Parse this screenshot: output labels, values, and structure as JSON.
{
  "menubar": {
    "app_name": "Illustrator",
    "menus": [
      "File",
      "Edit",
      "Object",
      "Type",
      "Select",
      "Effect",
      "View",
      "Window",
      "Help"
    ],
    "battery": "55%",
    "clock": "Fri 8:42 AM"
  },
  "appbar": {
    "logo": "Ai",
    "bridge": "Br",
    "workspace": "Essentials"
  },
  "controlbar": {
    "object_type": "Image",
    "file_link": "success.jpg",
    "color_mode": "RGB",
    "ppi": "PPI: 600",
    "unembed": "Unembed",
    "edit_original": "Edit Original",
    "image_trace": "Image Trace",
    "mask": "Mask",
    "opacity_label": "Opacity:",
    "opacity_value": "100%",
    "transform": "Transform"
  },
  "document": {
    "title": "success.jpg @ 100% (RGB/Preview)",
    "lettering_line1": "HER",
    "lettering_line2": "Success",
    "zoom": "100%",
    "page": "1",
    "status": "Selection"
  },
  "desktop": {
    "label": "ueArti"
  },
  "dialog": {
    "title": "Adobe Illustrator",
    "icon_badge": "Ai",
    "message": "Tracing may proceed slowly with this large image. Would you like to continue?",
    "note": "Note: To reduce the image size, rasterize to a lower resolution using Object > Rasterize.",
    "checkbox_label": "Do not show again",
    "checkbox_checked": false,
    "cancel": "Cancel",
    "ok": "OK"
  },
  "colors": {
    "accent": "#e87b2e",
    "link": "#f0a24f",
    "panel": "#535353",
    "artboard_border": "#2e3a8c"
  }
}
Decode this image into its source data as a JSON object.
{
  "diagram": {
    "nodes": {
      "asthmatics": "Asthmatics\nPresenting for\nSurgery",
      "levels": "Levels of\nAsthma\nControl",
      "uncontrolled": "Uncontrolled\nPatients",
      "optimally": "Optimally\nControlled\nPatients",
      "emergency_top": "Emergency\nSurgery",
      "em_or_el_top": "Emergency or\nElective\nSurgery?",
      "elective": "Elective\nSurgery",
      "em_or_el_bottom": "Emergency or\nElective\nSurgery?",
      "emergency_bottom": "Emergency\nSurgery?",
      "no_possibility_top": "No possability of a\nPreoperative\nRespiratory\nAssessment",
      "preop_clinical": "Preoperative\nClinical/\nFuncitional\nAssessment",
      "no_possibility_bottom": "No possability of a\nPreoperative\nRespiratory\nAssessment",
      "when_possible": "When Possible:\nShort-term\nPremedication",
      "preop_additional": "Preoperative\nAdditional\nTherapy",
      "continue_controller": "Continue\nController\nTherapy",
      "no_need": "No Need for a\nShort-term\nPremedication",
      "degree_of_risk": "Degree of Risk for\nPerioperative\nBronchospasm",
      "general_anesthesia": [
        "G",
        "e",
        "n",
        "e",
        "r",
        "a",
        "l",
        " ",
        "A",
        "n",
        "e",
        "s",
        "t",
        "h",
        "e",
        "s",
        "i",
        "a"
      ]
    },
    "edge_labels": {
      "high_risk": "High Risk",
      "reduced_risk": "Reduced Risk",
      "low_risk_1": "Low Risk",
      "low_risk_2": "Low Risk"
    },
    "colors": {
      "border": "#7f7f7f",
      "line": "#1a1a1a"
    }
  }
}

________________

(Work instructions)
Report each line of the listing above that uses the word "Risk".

(Written answer)
      "degree_of_risk": "Degree of Risk for\nPerioperative\nBronchospasm",
      "high_risk": "High Risk",
      "reduced_risk": "Reduced Risk",
      "low_risk_1": "Low Risk",
      "low_risk_2": "Low Risk"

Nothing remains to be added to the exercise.